When I started writing my Fornology blog in May of 2011, I was a techno-dweeb.
My publicist, Paula Margulies, explained the importance of blogging in this brave new world of digital publishing for launching a novel, establishing a brand, and building an audience. It takes time and persistence, she said. Truthfully, I wasn't enthused and thought I'd be long finished with it by now. That was more than two years ago.
Now, after over 40,000 hits and 200 posts on a variety of subjects, I've graduated to the rank of cybernaut. I actually enjoy the routine of writing a post every week and the immediate gratification of instant publishing.
Content is king and despite some of the dark and sordid subject matter in some of my posts, many others deal with lighter topics. Several of them talk about blogging and writing like this one does.
Forty of my posts deal with the topic of John Norman Collins and the Washtenaw County, Michigan murders of the late 1960s. Blogging has allowed me to focus on bits and pieces of the larger story, which will be woven into whole cloth when my true crime history of these murders comes out late next year. The Rainy Day Murders will be the culmination of three years of intensive research into these matters and forty-five years of thinking about them.

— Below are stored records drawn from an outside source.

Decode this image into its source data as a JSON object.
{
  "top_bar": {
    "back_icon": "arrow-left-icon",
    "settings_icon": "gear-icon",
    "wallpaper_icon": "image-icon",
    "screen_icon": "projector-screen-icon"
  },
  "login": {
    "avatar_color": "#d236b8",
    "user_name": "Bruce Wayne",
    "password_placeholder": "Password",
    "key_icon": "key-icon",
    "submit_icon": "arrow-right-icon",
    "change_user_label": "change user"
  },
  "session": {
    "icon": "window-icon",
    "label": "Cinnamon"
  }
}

As well as raising awareness of the topic, Fornology has also been a vehicle for people to come forward with information about John Norman Collins, their personal connection regarding these tragic murders, or their knowledge of the victims.
Some people still support Collins and maintain that he is innocent, but they never contribute any evidence to support their claims. Then there are the people who need to tell their story. Some of these stories don't always pass the sniff test, but many of them do. We try to corroborate every story before we use it.

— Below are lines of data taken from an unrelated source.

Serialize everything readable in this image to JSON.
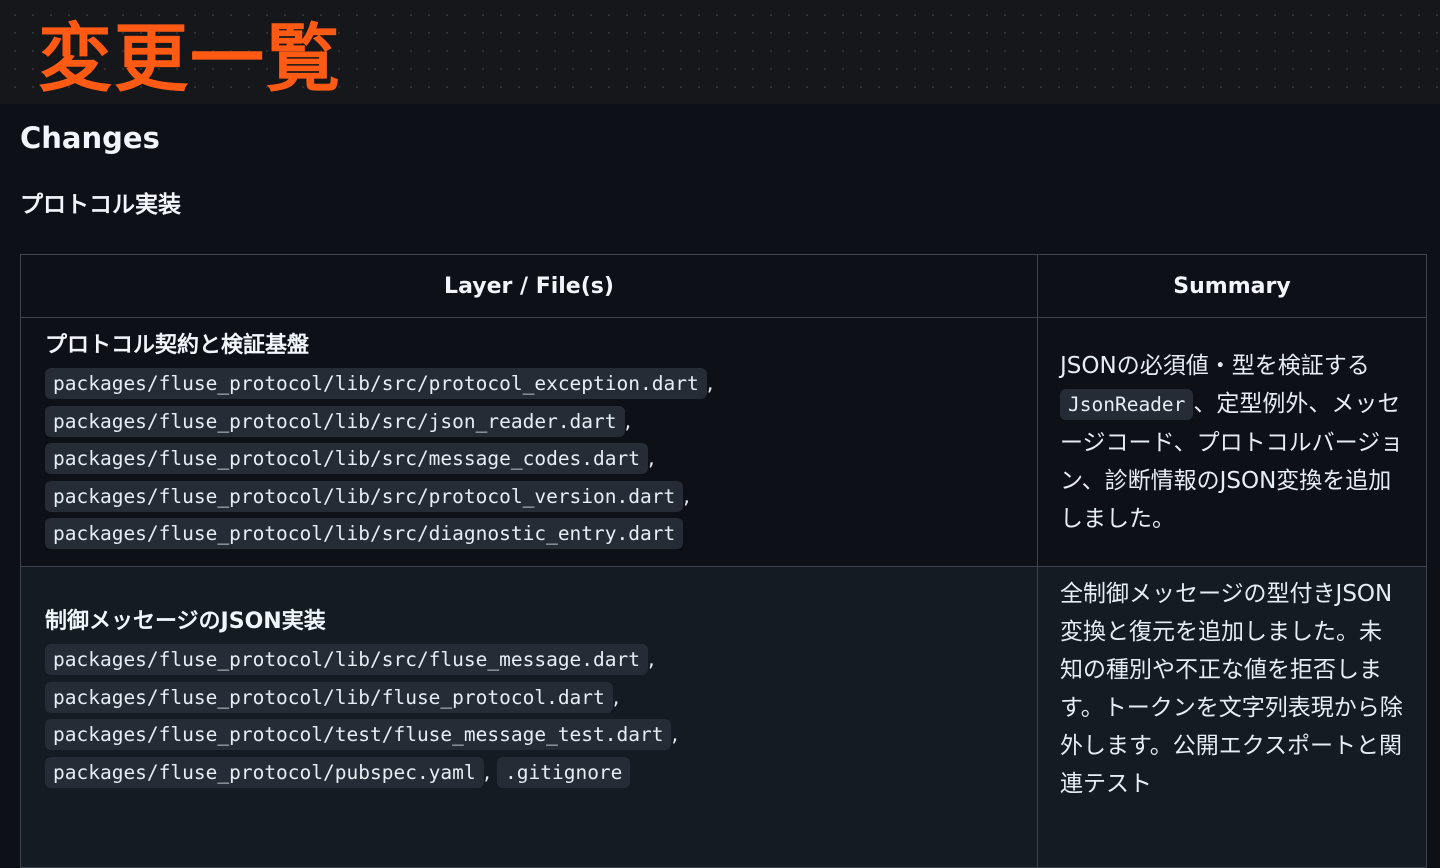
{
  "banner": {
    "title": "変更一覧"
  },
  "section": {
    "heading": "Changes",
    "subheading": "プロトコル実装"
  },
  "table": {
    "headers": {
      "layer": "Layer / File(s)",
      "summary": "Summary"
    },
    "rows": [
      {
        "title": "プロトコル契約と検証基盤",
        "files": [
          {
            "path": "packages/fluse_protocol/lib/src/protocol_exception.dart",
            "sep": ","
          },
          {
            "path": "packages/fluse_protocol/lib/src/json_reader.dart",
            "sep": ","
          },
          {
            "path": "packages/fluse_protocol/lib/src/message_codes.dart",
            "sep": ","
          },
          {
            "path": "packages/fluse_protocol/lib/src/protocol_version.dart",
            "sep": ","
          },
          {
            "path": "packages/fluse_protocol/lib/src/diagnostic_entry.dart",
            "sep": ""
          }
        ],
        "summary_pre": "JSONの必須値・型を検証する",
        "summary_code": "JsonReader",
        "summary_post": "、定型例外、メッセージコード、プロトコルバージョン、診断情報のJSON変換を追加しました。"
      },
      {
        "title": "制御メッセージのJSON実装",
        "files": [
          {
            "path": "packages/fluse_protocol/lib/src/fluse_message.dart",
            "sep": ","
          },
          {
            "path": "packages/fluse_protocol/lib/fluse_protocol.dart",
            "sep": ","
          },
          {
            "path": "packages/fluse_protocol/test/fluse_message_test.dart",
            "sep": ","
          },
          {
            "path": "packages/fluse_protocol/pubspec.yaml",
            "sep": ",",
            "extra": ".gitignore"
          }
        ],
        "summary_text": "全制御メッセージの型付きJSON変換と復元を追加しました。未知の種別や不正な値を拒否します。トークンを文字列表現から除外します。公開エクスポートと関連テスト"
      }
    ]
  }
}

Blogging is helping me create an audience for The Rainy Day Murders project while I finish writing it.
I am astounded at the global reach of my blog and often wonder who my readers are on the world wide web and how many of you are regulars.
Recently, it has come to my attention that Fornology has a new fan. Not a fan so much as a critic - John Norman Collins no less.
Prisoners don't have unrestricted access to the internet, but they can send emails, write and receive written or typed letters, and make collect phone calls to landlines.
Collins has heard about some of my posts from people who write to him and even from some of the prison guards. He may not have internet services, but nonetheless, John Norman Collins has one Hell of a grapevine.